Over the course of six months, I sat with my friend’s teens, my teen clients, and other random teenagers who agreed to an interview. What I discovered is that social media is as integral to the modern day teenager’s life as home telephones were to teenagers in the 80’s. According to the May 2013 Pew Research Center’s report on U.S. teens, 81 percent of Internet-using teens reported that they are active on social-networking sites, more than ever before. Facebook, Instagram, Twitter, and new dating apps like OkCupid, Tinder, Blendr, and Grindr have become key players in their social media interactions.
Most teens (aka: Digital Natives) spend nearly all their time online. They’re being introduced to new interests, new friends, new ways to date and to get sex. Social networks and dating apps are making it easier for teens to have sex more than ever. One teen described a Facebook play like this:
“Getting girls to sleep with you is so easy. They’ll post pics of themselves trying to look all sexy, and all I’ve got to do is to like their pics on Facebook. Them girls all like attention.like a few pics then don’t text them for days. Then give them a little more attention – say they look hot and you’ve been thinking about them. Then back off – start liking their friend’s pics. Confuse them. Make them feel insecure. They’ll just chase you harder. Then it’s on.”
– Tom, 17, Chicago, Illinois
Some teens I spoke to told me that their “hook-ups” (sexual encounters) begin with some sort of introduction to each other online. Many teens have sex, of course, but never before has it been so easy for them to express their need for sex – sometimes even without expectation for romance or intimacy. Even more than adults, some teens like sexting on their mobile devices, instant messaging on Facebook, sharing naked photos on Snapchat, flirting on Blendr, or soliciting each other on Tinder or Grindr.
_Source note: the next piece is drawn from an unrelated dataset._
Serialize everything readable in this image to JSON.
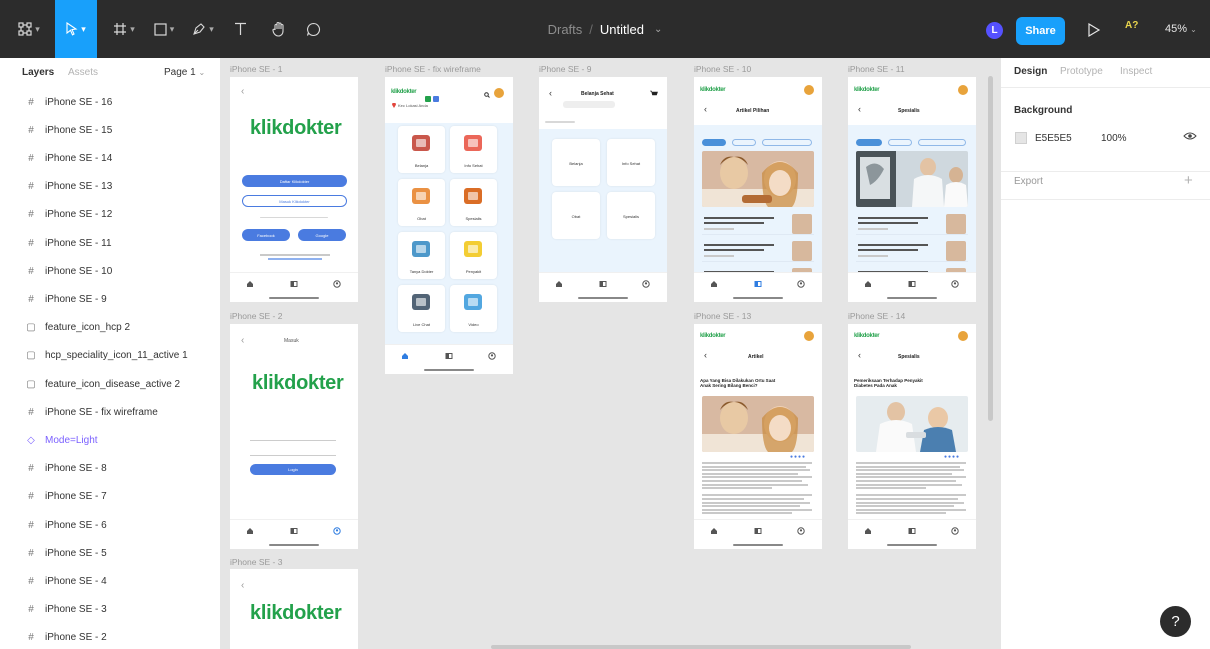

Some girls send naked photos of themselves or bare themselves through “VC-ing” or video chatting. They do so because many believe that the photos will not be shared – “he promised.” Many teens are also more forward about asking for sex. It’s easier (and safter) to solicit sex from a girl behind a computer screen or cell phone than when you’re right in front of her, and teens are getting used to this. In fact, many teens begin their relationship, whether sexually involved or not, through texting. Texting can be harmful because teens tend to feel safer sharing more information over a Smartphone. On the other hand, texting can be beneficial to some teens because it allows them more time to get to know each other before deciding to meet someone in person.
“There was this guy I used to like in one of my classes. I didn’t think he liked me ‘cause it was like he ignored me most of the time. Then I got a text from him; so we texted for a while. He said he saw me around and that he liked me. It didn’t go too far with him. He was boring. He didn’t make me laugh. He was too pushy, and he was too full of himself.”
– Emma, 15, Chicago, Illinois
I asked Emma if she and this guy ever talked on the phone. She gave me the “deer in the headlight” look, “What do you mean?” Needless to say, the way flirtation looks like these days has drastically changed and it continues to change at a rapid pace. Even more so, teens take this further by first spending hours checking out each other’s online profiles. Social media profiles are where a lot of teens get their information about their peers and this new generation is deciding whether or not to hook up with someone based on what they find online. Scanning profiles makes it easier for them to get to know each other’s interests without having to ask. Many teens I spoke to said they’ll “stalk” a cute boy’s profile and then stalk the girls the boys find attractive.
When it comes to social media and dating for today’s teens, it appears the more (online) information the better. What’s alarming to me is that many teens seem to be basing some of their romantic/sexual decisions on what they’re being presented through various online networks. They’re perceiving interests through Facebook likes, competing with each other for attention and comparing themselves to each other. Many teens are also experiencing difficulty letting go of an ex. In the same manner as adults, they’re tempted to continue to stalk their ex’s movements post break-up. Teens will follow their ex’s through several different networks and when blocked and some will even go so far as to stalk them through fake profiles.
Social media is causing many teens anxiety. Online interactions can be as confusing to them as they are for adults – if not more so. Not being followed on Twitter or liked on Facebook for many teens translates into rejection. Feeling rejected is painful. Instead of allowing themselves time to process or cope with their feelings in order to move on, many teens will move on in other artificial ways: they’ll focus on someone else online.